Although automated sentiment analysis is often sold with the SMM package, there are two things about it that trouble me:

  1. Accuracy
  2. Specificity


There seems to be considerable scope for error in the labelling.

For example, how would automated sentiment analysis label a statement such as F&*#ing brilliant!?

Depending on the context, this statement could be:

  1. Dripping with irony
  2. An exclamation of genuine excitement and joy
  3. A description of a high-wattage light bulb

So, would it be labelled as negative, positive or neutral?

Notably, some SMMs claim to be contextually savvy, and that they can identify positive, negative or neutral sentiment with 90% accuracy (is 90% good enough?).



BUT (note caps), even with 90% accuracy, these labels are still seriously wanting. They dont provide me with information thats of much use – if any – because theyre too vague.

It’s the finer points of sentiment; the despair, frustration, excitement, boredom, curiosity etc. underlying the positive or negative sentiment labels that I’m interested in. This is the level of sentiment I need if I’m to understand what’s going on with any effect.
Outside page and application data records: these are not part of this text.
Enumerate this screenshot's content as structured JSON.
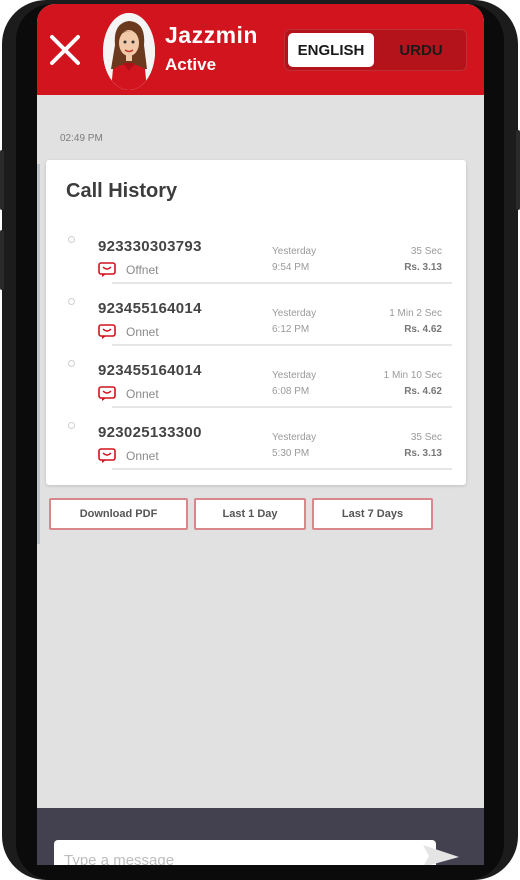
{
  "header": {
    "agent_name": "Jazzmin",
    "agent_status": "Active",
    "languages": [
      "ENGLISH",
      "URDU"
    ],
    "selected_language": "ENGLISH",
    "accent_color": "#d1141d"
  },
  "chat": {
    "timestamp": "02:49 PM"
  },
  "call_history": {
    "title": "Call History",
    "rows": [
      {
        "number": "923330303793",
        "network": "Offnet",
        "day": "Yesterday",
        "time": "9:54 PM",
        "duration": "35 Sec",
        "cost": "Rs. 3.13"
      },
      {
        "number": "923455164014",
        "network": "Onnet",
        "day": "Yesterday",
        "time": "6:12 PM",
        "duration": "1 Min 2 Sec",
        "cost": "Rs. 4.62"
      },
      {
        "number": "923455164014",
        "network": "Onnet",
        "day": "Yesterday",
        "time": "6:08 PM",
        "duration": "1 Min 10 Sec",
        "cost": "Rs. 4.62"
      },
      {
        "number": "923025133300",
        "network": "Onnet",
        "day": "Yesterday",
        "time": "5:30 PM",
        "duration": "35 Sec",
        "cost": "Rs. 3.13"
      }
    ]
  },
  "quick_replies": [
    "Download PDF",
    "Last 1 Day",
    "Last 7 Days"
  ],
  "composer": {
    "placeholder": "Type a message",
    "value": ""
  },
  "icons": {
    "close": "close-icon",
    "send": "send-icon",
    "call_type": "call-type-icon",
    "avatar": "avatar"
  }
}
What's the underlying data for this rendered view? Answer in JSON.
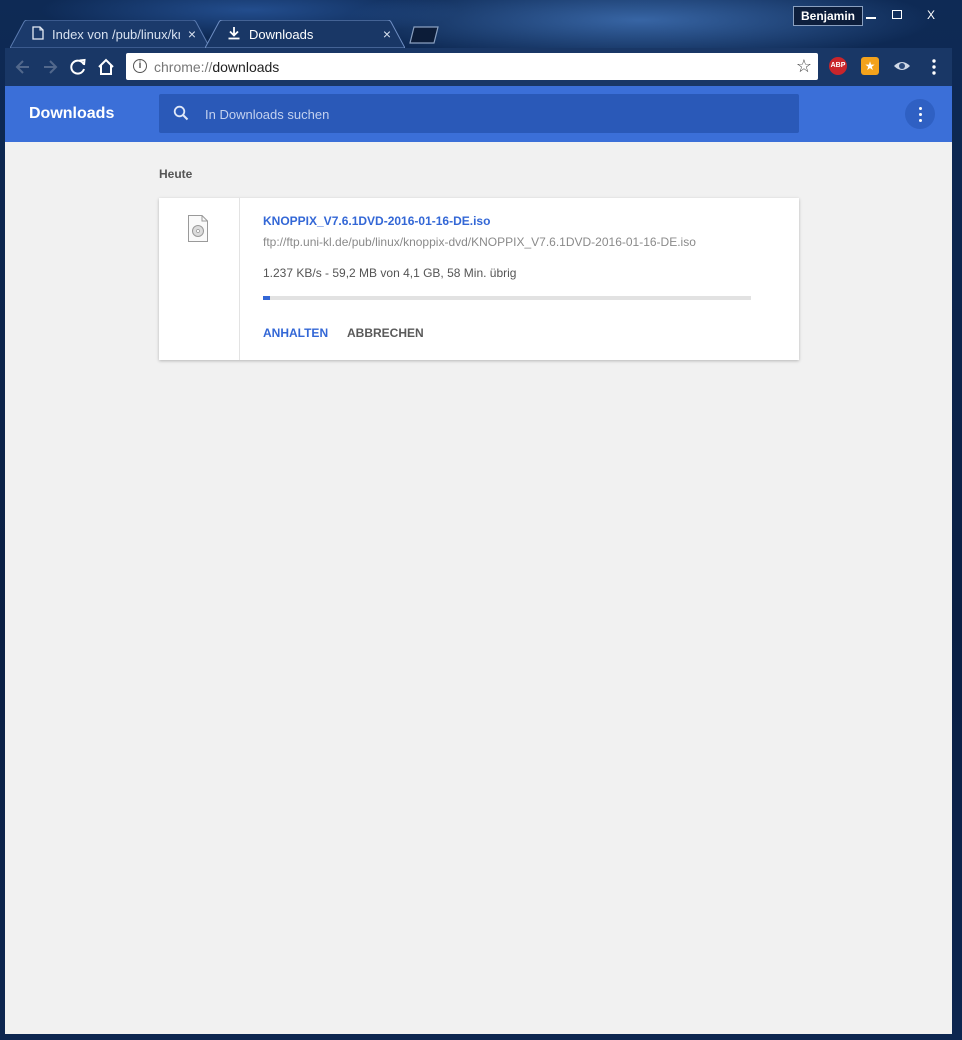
{
  "window": {
    "profile_name": "Benjamin",
    "min_label": "",
    "max_label": "",
    "close_label": "X"
  },
  "tabs": [
    {
      "title": "Index von /pub/linux/knoppix-dvd",
      "icon": "page-icon",
      "active": false
    },
    {
      "title": "Downloads",
      "icon": "download-icon",
      "active": true
    }
  ],
  "tab_close_label": "×",
  "toolbar": {
    "url_scheme": "chrome://",
    "url_host": "downloads",
    "extensions": [
      "adblock-plus-icon",
      "bookmark-star-extension-icon",
      "eye-extension-icon"
    ]
  },
  "downloads": {
    "title": "Downloads",
    "search_placeholder": "In Downloads suchen",
    "section": "Heute",
    "items": [
      {
        "file_name": "KNOPPIX_V7.6.1DVD-2016-01-16-DE.iso",
        "url": "ftp://ftp.uni-kl.de/pub/linux/knoppix-dvd/KNOPPIX_V7.6.1DVD-2016-01-16-DE.iso",
        "status": "1.237 KB/s - 59,2 MB von 4,1 GB, 58 Min. übrig",
        "progress_percent": 1.4,
        "pause_label": "ANHALTEN",
        "cancel_label": "ABBRECHEN"
      }
    ]
  },
  "colors": {
    "header": "#3b6fd8",
    "search_bg": "#2a59b8",
    "accent": "#3367d6",
    "page_bg": "#f1f1f1",
    "toolbar": "#193766"
  }
}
And to get to this level of sentiment, I really need to dig a bit deeper.

Where’s the gold?

I need to dig deeper, but where do I begin? Back to my earlier point about SMM sample definition and skews; I dont know where the real gold (vs. fools gold) lies.

Without spending the time and effort to sort through each and every buzzversation (easily in the thousands), I cant distinguish between content of import and that of little consequence. I just dont know where to drill deeper in a meaningful, robust kind of way.

So its virtually back to square one.


SMMs are an exciting idea and Im itching to find a way to use them.

From a PR or customer service point of view, I imagine theyre worth their weight in (real) gold.

But in my qualitative market research business, I cant (yet) use them with either confidence, or pragmatic effect.

Sentiment aside, the sample scope/limitations and the unknown skews preclude the output from forming anything approximating a solid foundation for analysis.

Bit of an issue for me.